Ick! Yuck! Eew! Our Gross American History by Lois Huey. When my coworker booktalked this, she went to the chapter on dental hygiene and showed them some pictures of what teeth probably looked like before there was reliable dental care. Kids were HORRIFIED (can you tell my coworker and I like the gross-out stuff?). The kids seemed really interested by the premise of this.
W.A.R.P. The Reluctant Assassin by Eoin Colfer. Another one we only booktalked to 5th graders, but they seemed really interested in it.
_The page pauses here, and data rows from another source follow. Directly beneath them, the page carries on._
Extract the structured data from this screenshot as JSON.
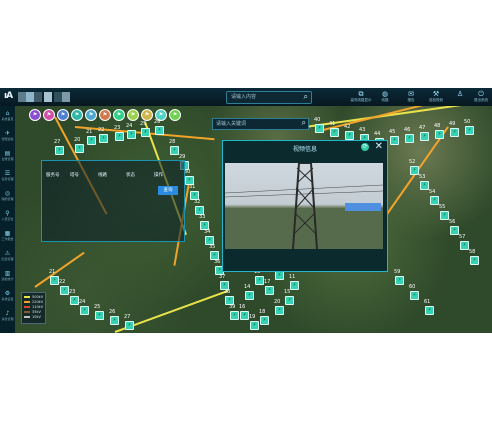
{
  "top_search": {
    "placeholder": "请输入内容"
  },
  "map_search": {
    "placeholder": "请输入关键词"
  },
  "tools": [
    {
      "label": "高亮线路显示",
      "icon": "layers-icon"
    },
    {
      "label": "线路",
      "icon": "globe-icon"
    },
    {
      "label": "报告",
      "icon": "mail-icon"
    },
    {
      "label": "巡检规划",
      "icon": "wrench-icon"
    },
    {
      "label": "",
      "icon": "user-icon"
    },
    {
      "label": "退出系统",
      "icon": "power-icon"
    }
  ],
  "sidebar": [
    {
      "label": "系统首页"
    },
    {
      "label": "智能巡检"
    },
    {
      "label": "台账管理"
    },
    {
      "label": "任务管理"
    },
    {
      "label": "缺陷管理"
    },
    {
      "label": "人员定位"
    },
    {
      "label": "工作报告"
    },
    {
      "label": "隐患管理"
    },
    {
      "label": "巡检统计"
    },
    {
      "label": "系统设置"
    },
    {
      "label": "消息管理"
    }
  ],
  "video_panel": {
    "title": "视频信息"
  },
  "table": {
    "headers": [
      "服务号",
      "塔号",
      "线路",
      "状态",
      "操作"
    ],
    "row": [
      "",
      "",
      "",
      "",
      ""
    ],
    "button": "查询"
  },
  "legend": [
    {
      "label": "500kV",
      "color": "#e9e24a"
    },
    {
      "label": "220kV",
      "color": "#f2a32a"
    },
    {
      "label": "110kV",
      "color": "#d94a2a"
    },
    {
      "label": "35kV",
      "color": "#8b5a2b"
    },
    {
      "label": "10kV",
      "color": "#c0c0c0"
    }
  ],
  "tower_numbers": [
    "27",
    "20",
    "21",
    "22",
    "23",
    "24",
    "25",
    "26",
    "28",
    "29",
    "30",
    "31",
    "32",
    "33",
    "34",
    "35",
    "36",
    "37",
    "38",
    "39",
    "40",
    "41",
    "42",
    "43",
    "44",
    "45",
    "46",
    "47",
    "48",
    "49",
    "50",
    "52",
    "53",
    "54",
    "55",
    "56",
    "57",
    "58",
    "59",
    "60",
    "61",
    "20",
    "18",
    "19",
    "16",
    "17",
    "15",
    "14",
    "13",
    "12",
    "11",
    "27",
    "26",
    "25",
    "24",
    "23",
    "22",
    "21"
  ]
}
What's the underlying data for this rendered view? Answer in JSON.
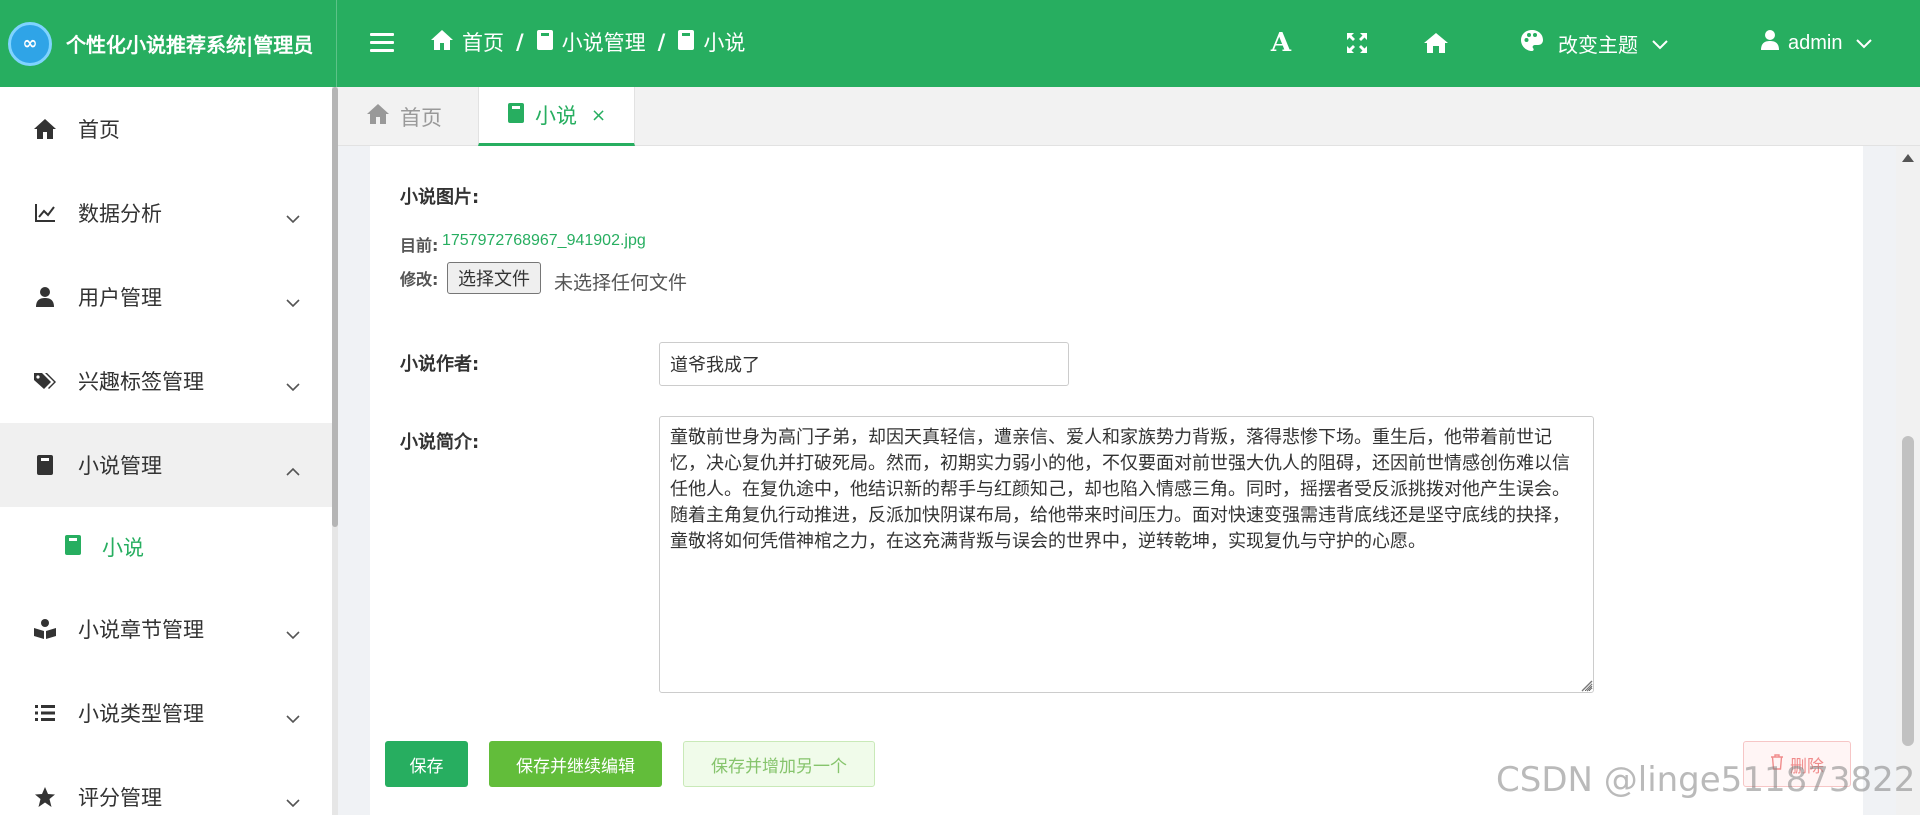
{
  "app": {
    "title": "个性化小说推荐系统|管理员"
  },
  "header": {
    "breadcrumb": [
      {
        "label": "首页",
        "icon": "home-icon"
      },
      {
        "label": "小说管理",
        "icon": "book-icon"
      },
      {
        "label": "小说",
        "icon": "book-icon"
      }
    ],
    "breadcrumb_sep": "/",
    "font_icon_label": "A",
    "theme_label": "改变主题",
    "user_label": "admin"
  },
  "sidebar": {
    "items": [
      {
        "label": "首页",
        "icon": "home-icon"
      },
      {
        "label": "数据分析",
        "icon": "line-chart-icon"
      },
      {
        "label": "用户管理",
        "icon": "user-icon"
      },
      {
        "label": "兴趣标签管理",
        "icon": "tags-icon"
      },
      {
        "label": "小说管理",
        "icon": "book-icon",
        "open": true
      },
      {
        "label": "小说",
        "icon": "book-icon",
        "sub": true,
        "active": true
      },
      {
        "label": "小说章节管理",
        "icon": "reader-icon"
      },
      {
        "label": "小说类型管理",
        "icon": "list-icon"
      },
      {
        "label": "评分管理",
        "icon": "star-icon"
      }
    ]
  },
  "tabs": [
    {
      "label": "首页",
      "icon": "home-icon",
      "active": false
    },
    {
      "label": "小说",
      "icon": "book-icon",
      "active": true,
      "close": "×"
    }
  ],
  "form": {
    "image_label": "小说图片:",
    "current_label": "目前:",
    "current_file": "1757972768967_941902.jpg",
    "modify_label": "修改:",
    "choose_file_label": "选择文件",
    "no_file_label": "未选择任何文件",
    "author_label": "小说作者:",
    "author_value": "道爷我成了",
    "intro_label": "小说简介:",
    "intro_value": "童敬前世身为高门子弟，却因天真轻信，遭亲信、爱人和家族势力背叛，落得悲惨下场。重生后，他带着前世记忆，决心复仇并打破死局。然而，初期实力弱小的他，不仅要面对前世强大仇人的阻碍，还因前世情感创伤难以信任他人。在复仇途中，他结识新的帮手与红颜知己，却也陷入情感三角。同时，摇摆者受反派挑拨对他产生误会。随着主角复仇行动推进，反派加快阴谋布局，给他带来时间压力。面对快速变强需违背底线还是坚守底线的抉择，童敬将如何凭借神棺之力，在这充满背叛与误会的世界中，逆转乾坤，实现复仇与守护的心愿。"
  },
  "buttons": {
    "save": "保存",
    "save_continue": "保存并继续编辑",
    "save_add": "保存并增加另一个",
    "delete": "删除"
  },
  "watermark": "CSDN @linge511873822",
  "colors": {
    "primary": "#27ae60",
    "secondary_green": "#62bd3a",
    "danger": "#f08c8c"
  }
}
Wait Till Helen Comes by Mary Downing Hahn. This is obviously an oldie, and the cover on our library’s copy is pretty dated, but I recently read it for the first time and I was surprised at how truly scary it was. And, with the exception of a mention of listening to a Walkman, it wasn’t all that dated. And despite the cover, this was asked about quite a bit and I think budding horror fans will be checking it out.
Why’d They Wear That? by Sarah Albee. There was a decent amount of interest in this. Explaining how leather was made (using dog poop!) produced a lot of gross out moments. One kid came up to me after and asked, “Leather still isn’t made that way, right?” It’s fun to bring nonfiction to school visits–people don’t always think to look there for a good story, so it was great to share some example of interesting nonfiction kids might want to read over the summer.
Liar & Spy by Rebecca Stead. I love Stead (and can’t wait for Goodbye Stranger to come out), and was happy that this book was asked about a lot!
We actually brought a few more books that weren’t asked about at all, and we both realized that we maybe brought a few too many books this year. But overall, booktalking and summer reading promotion was a success! We’re a week into summer reading and have over 1000 kids signed up, which is great for us. I anticipate a busy, fun summer, full of helping kids find good books to read!